The language is low-level, somewhat like ancient and very simplified C, but it only uses one type, unsigned 16-bit integers that are also used as pointers. You can build arithmetic expressions from this using the binary operators + - << >> & * / % | + - < <= == > >= != && || [] () = as well as unary - ~ ! # @ and parenthesis. The operator # takes address like the & operator in C, while @ dereferences a pointer to its pointed 16-bit integer. The operators && and || are not short-circuiting; they and comparison operators don't always output 0 or 1.

The control structures of the W language have somewhat unusual syntax. Statements are written one after another with no separator punctuation, just like Lua allows, but there is not even an optional separator that you can use: in fact ; starts a comment. As a result, statements can't start with an opening parenthesis for that would be ambiguous with a function call. A braced blocks of statements { } can be used as an expression, with the last statement giving the return value. Conditional expressions x ? y , z or x ? y are available. Loops are written using the $ pseudo-variable which represents the instruction pointer: you save it to a temporary variable at the start of a loop and assign to it with the = operator when you want to jump back.

Global and local variables, declared with :=, can be scalars as well as arrays. Such arrays are initialized with a comma-separated list of 16-bit integer constants, and this can be used not only to store data but also machine code functions that would be hard to express directly in W. You can also declare functions with argument lists and call them with the () operator.

The compiler generates straightforward code with not many optimizations, but surprisingly does constant folding. Expressions are evaluated with a stack stored on the x86 stack, the top element in AX instead.
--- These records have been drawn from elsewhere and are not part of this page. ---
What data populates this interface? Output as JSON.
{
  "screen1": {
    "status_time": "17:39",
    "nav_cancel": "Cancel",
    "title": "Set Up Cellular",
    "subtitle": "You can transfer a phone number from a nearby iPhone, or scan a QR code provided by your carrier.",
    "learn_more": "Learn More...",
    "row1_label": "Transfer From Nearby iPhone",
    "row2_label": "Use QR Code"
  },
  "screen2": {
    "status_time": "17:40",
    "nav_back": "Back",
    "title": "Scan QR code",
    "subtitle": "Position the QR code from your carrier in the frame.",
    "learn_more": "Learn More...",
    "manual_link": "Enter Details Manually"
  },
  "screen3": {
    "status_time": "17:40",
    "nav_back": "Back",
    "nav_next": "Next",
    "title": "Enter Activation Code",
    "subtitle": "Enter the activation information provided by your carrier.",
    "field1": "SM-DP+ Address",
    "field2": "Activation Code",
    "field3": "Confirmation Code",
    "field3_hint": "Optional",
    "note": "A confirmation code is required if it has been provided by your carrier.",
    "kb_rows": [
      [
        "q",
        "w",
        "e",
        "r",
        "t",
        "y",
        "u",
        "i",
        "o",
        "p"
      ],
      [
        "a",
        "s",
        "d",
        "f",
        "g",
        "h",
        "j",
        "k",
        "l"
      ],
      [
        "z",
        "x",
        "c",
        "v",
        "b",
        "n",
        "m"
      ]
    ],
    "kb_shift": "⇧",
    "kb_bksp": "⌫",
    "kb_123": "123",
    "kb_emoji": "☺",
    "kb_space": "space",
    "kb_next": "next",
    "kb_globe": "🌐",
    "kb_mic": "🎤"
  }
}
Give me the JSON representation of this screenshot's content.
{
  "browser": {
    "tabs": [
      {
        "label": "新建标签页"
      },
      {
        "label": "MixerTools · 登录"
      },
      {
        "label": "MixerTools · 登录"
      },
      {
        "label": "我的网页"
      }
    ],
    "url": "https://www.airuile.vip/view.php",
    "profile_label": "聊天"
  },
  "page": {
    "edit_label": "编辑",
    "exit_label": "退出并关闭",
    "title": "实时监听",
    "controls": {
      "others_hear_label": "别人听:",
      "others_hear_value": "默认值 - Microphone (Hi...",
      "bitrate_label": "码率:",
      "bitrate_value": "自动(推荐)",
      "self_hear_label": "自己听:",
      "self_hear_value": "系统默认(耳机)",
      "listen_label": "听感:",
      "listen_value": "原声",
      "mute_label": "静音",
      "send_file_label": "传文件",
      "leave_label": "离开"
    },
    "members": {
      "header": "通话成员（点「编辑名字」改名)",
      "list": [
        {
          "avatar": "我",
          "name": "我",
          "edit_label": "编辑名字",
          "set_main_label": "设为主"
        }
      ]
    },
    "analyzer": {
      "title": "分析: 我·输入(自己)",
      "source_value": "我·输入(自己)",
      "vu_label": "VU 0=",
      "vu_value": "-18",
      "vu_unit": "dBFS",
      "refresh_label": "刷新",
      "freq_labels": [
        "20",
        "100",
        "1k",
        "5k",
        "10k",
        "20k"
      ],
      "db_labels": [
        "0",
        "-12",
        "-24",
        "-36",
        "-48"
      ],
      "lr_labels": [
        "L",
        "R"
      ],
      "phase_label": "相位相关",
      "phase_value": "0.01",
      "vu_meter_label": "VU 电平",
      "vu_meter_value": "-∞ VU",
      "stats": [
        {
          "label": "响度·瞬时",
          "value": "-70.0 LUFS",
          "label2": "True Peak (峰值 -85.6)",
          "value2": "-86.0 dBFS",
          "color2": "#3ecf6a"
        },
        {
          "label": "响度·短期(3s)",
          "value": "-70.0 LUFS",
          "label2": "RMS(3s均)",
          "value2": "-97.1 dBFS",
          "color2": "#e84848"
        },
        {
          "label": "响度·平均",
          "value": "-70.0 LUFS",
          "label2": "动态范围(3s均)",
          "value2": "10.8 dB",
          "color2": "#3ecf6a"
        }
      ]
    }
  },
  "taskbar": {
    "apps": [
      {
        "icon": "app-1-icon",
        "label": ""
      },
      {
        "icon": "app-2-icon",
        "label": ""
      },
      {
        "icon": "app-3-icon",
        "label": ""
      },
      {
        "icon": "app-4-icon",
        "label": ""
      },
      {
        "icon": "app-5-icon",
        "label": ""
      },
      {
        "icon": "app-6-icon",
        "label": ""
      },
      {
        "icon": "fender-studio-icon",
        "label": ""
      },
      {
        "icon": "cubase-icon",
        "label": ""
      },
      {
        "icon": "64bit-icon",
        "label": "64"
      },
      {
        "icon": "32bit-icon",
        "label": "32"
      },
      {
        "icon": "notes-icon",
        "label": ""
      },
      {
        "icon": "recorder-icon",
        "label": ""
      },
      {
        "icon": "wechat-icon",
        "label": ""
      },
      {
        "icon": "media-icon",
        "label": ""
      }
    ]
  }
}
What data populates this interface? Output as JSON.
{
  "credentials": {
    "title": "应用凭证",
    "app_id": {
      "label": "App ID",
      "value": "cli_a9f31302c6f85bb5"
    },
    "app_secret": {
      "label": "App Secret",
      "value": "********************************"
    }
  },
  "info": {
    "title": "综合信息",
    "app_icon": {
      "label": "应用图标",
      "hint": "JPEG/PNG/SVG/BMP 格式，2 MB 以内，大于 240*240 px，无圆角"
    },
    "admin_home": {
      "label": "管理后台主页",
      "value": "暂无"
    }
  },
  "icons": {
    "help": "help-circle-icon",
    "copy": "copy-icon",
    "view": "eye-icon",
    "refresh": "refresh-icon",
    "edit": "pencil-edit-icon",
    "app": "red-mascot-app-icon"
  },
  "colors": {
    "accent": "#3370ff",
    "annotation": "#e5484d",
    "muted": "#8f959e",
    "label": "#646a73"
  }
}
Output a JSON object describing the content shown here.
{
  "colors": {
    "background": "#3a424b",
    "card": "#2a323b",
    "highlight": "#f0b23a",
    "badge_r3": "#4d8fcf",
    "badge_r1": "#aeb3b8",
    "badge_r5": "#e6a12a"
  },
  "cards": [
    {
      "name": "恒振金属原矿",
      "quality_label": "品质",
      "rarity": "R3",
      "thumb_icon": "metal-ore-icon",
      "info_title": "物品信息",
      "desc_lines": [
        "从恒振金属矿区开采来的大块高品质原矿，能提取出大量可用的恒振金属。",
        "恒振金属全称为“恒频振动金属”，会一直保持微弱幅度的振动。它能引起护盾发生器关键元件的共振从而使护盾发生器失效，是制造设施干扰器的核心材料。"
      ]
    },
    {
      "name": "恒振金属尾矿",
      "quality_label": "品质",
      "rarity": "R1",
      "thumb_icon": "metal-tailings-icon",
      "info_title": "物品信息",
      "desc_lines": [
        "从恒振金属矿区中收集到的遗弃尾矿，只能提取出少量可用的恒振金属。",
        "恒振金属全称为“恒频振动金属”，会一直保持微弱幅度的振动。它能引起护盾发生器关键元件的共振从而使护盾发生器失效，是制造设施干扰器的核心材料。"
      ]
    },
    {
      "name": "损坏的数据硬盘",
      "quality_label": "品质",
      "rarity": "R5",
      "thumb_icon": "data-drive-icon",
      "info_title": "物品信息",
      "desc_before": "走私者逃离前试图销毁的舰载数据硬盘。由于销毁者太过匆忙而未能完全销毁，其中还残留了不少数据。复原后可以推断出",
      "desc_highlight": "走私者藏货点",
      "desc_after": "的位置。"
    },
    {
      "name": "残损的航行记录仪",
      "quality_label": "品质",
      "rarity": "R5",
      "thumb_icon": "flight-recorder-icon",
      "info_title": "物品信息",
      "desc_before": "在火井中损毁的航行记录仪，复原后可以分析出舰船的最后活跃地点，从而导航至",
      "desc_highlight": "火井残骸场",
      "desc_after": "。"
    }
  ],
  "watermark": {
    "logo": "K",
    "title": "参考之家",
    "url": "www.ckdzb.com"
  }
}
Interestingly, reading the $ pseudo-variable is compiled to using the CALL instruction to get the instruction pointer, rather than using the known address as a constant.